Endurance of southern racism despite charismatic black leadership

Here, Durr agrees with the interviewer that Rosa Parks was much more than just "tired" when she remained seated on that bus in Montgomery, Alabama. She credits Parks's protest as the trigger for the movement in Montgomery, but does not think that the movement depended on her. She believes that despite the successes of the civil rights movement, the South will not become equal anytime soon.

Citing this Excerpt

Oral History Interview with Virginia Foster Durr, February 6, 1991. Interview A-0337. Southern Oral History Program Collection (#4007) in the Southern Oral History Program Collection, Southern Historical Collection, Wilson Library, University of North Carolina at Chapel Hill.

Full Text of the Excerpt

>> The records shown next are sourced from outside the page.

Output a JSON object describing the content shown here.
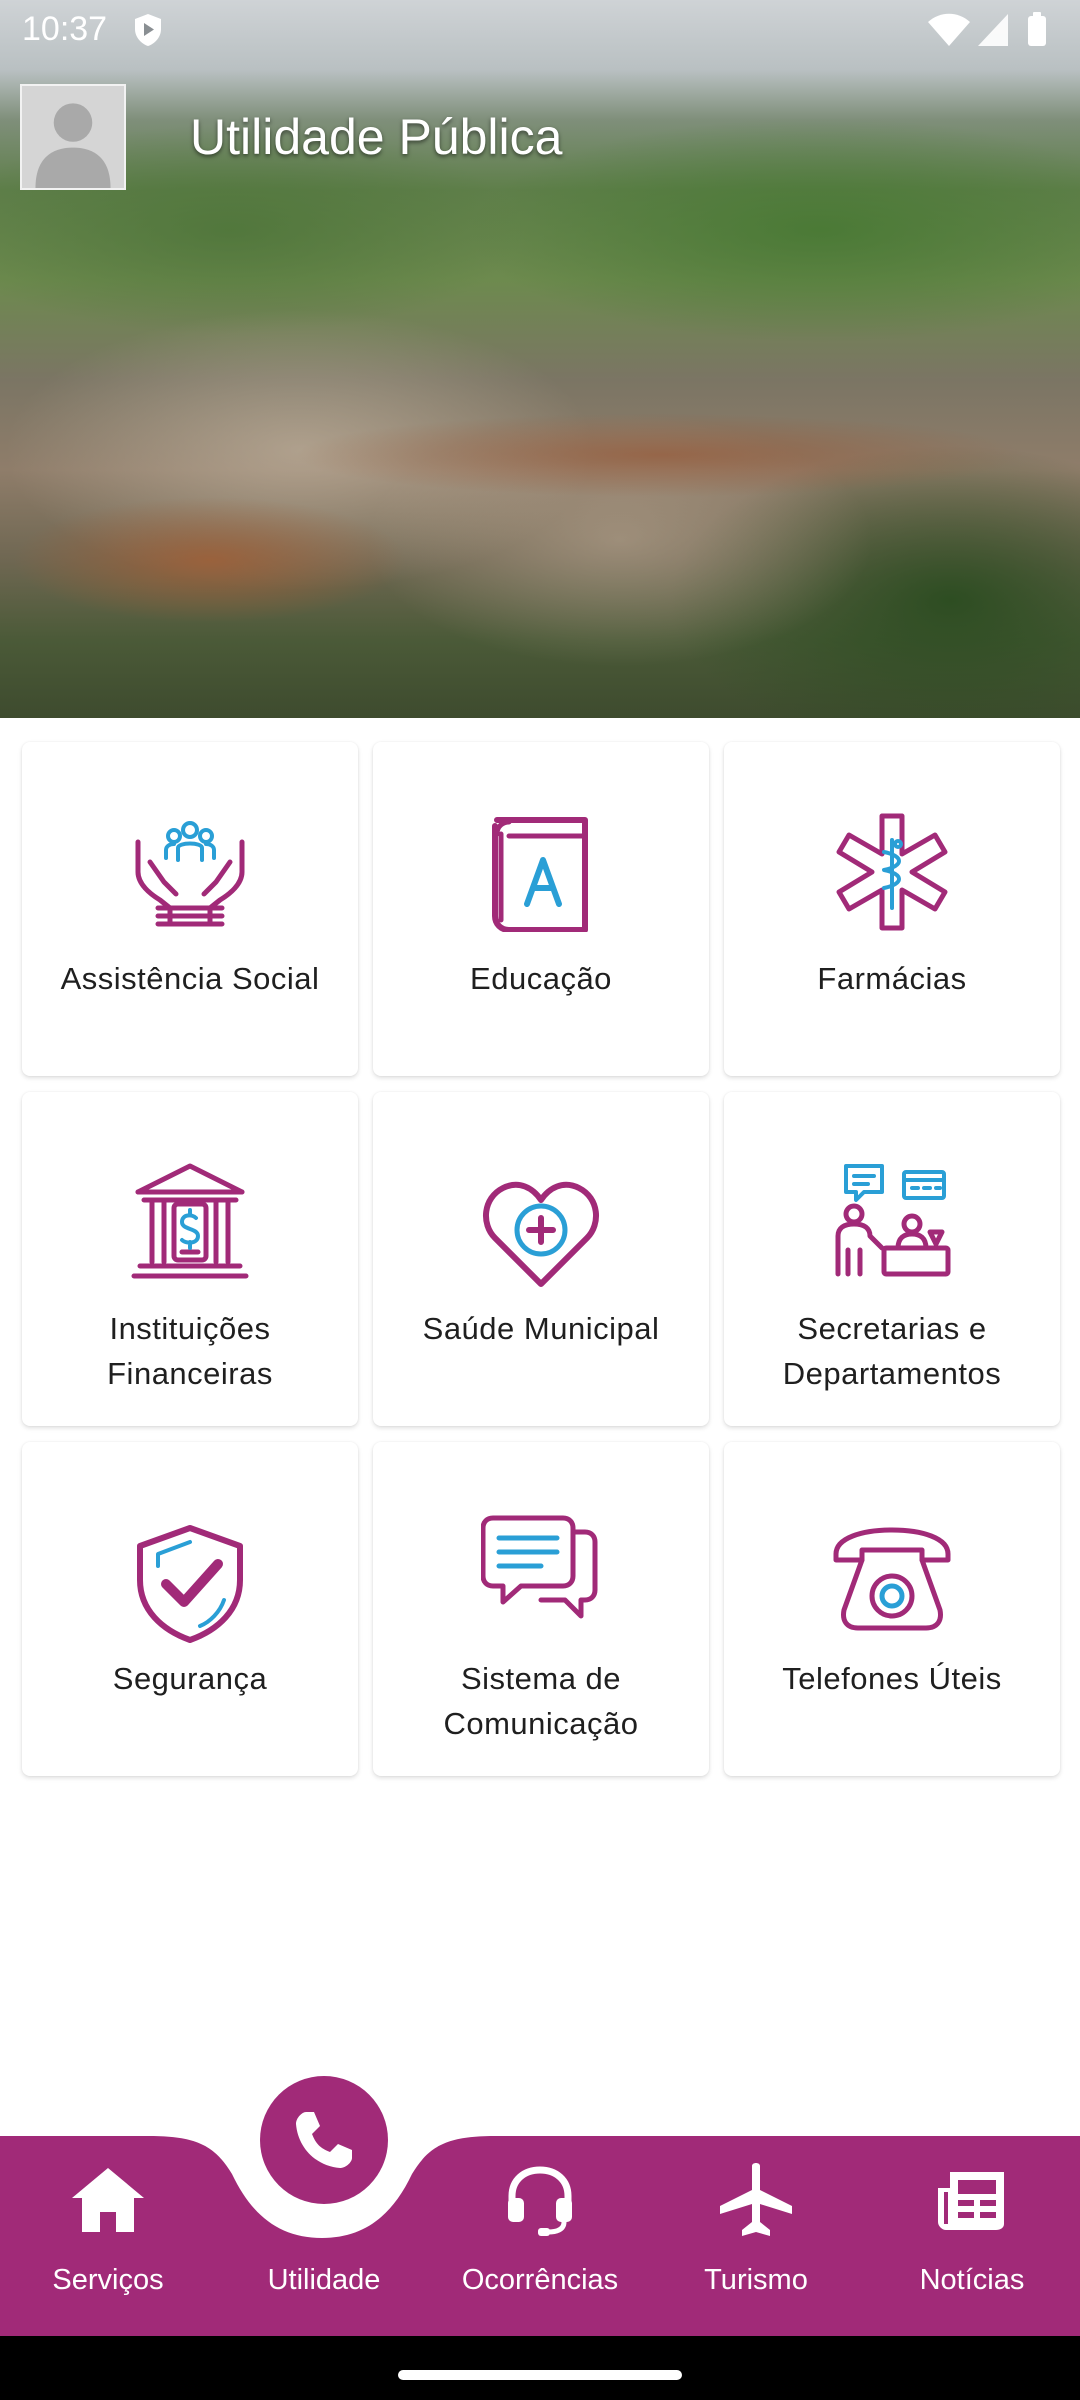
{
  "status_bar": {
    "time": "10:37"
  },
  "header": {
    "title": "Utilidade Pública"
  },
  "colors": {
    "accent": "#a12a78",
    "secondary": "#2a9fd6"
  },
  "cards": [
    {
      "label": "Assistência Social",
      "icon": "hands-people-icon"
    },
    {
      "label": "Educação",
      "icon": "book-icon"
    },
    {
      "label": "Farmácias",
      "icon": "star-of-life-icon"
    },
    {
      "label": "Instituições Financeiras",
      "icon": "bank-icon"
    },
    {
      "label": "Saúde Municipal",
      "icon": "heart-plus-icon"
    },
    {
      "label": "Secretarias e Departamentos",
      "icon": "reception-desk-icon"
    },
    {
      "label": "Segurança",
      "icon": "shield-check-icon"
    },
    {
      "label": "Sistema de Comunicação",
      "icon": "chat-bubbles-icon"
    },
    {
      "label": "Telefones Úteis",
      "icon": "telephone-icon"
    }
  ],
  "bottom_nav": {
    "items": [
      {
        "label": "Serviços",
        "icon": "home-icon"
      },
      {
        "label": "Utilidade",
        "icon": "phone-icon",
        "active": true
      },
      {
        "label": "Ocorrências",
        "icon": "headset-icon"
      },
      {
        "label": "Turismo",
        "icon": "airplane-icon"
      },
      {
        "label": "Notícias",
        "icon": "newspaper-icon"
      }
    ]
  }
}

JOHN EGERTON:
So this whole idea of Mrs. Parks, who's finally getting tired and sitting down and denying those people, that wasn't really true, was it? I mean, she knew what she was doing.
VIRGINIA DURR:
She knew what she was doing, and after having a visit to Highlander, she realized how it was worse than ever. She just couldn't stand it any more, you know, being made to stand up for a white man. But it was tough. I would have left, but Cliff wouldn't leave. So, of course, I wouldn't leave. But you see, I still don't think the South is any nest of [laughter]-I think it's still racist. I don't know how long it's going to be before it's not racist.
JOHN EGERTON:
You and I aren't going to live to see the day.
VIRGINIA DURR:
No, I don't believe we'll ever see that day. You know, I'm making the best of it now, a lot of people I like and all, good friends. But as far as the South actually becoming a [laughter] place of equality, I don't see it at all.
JOHN EGERTON:
Again, just to linger for a minute on that period around 1950, as I look back on that, it seems to me like that was a low point in a way. After those election defeats and the rise of the anti-communist stuff and the growing agitation among the white power structure in the South against any kind of racial change, it just seemed to me like things, from 1950 until '54-'55, was just sort of like a quiet period where nobody did much. And it took the court action and the people going in the street and marching to bring about the social change that we got.
VIRGINIA DURR:
Oh, absolutely. There's no doubt about it. The thing is that the combination of the fact that Mrs. Parks refused to stand up, that was the sort of trigger point. But the thing that made it so amazing was that Dr. King would have come along at exactly the same time. So here you have a man who speaks with the tongues of men and of angels or whatever. Just a marvelous orator. And he can stir people up the way he stirred them up. Perfectly remarkable.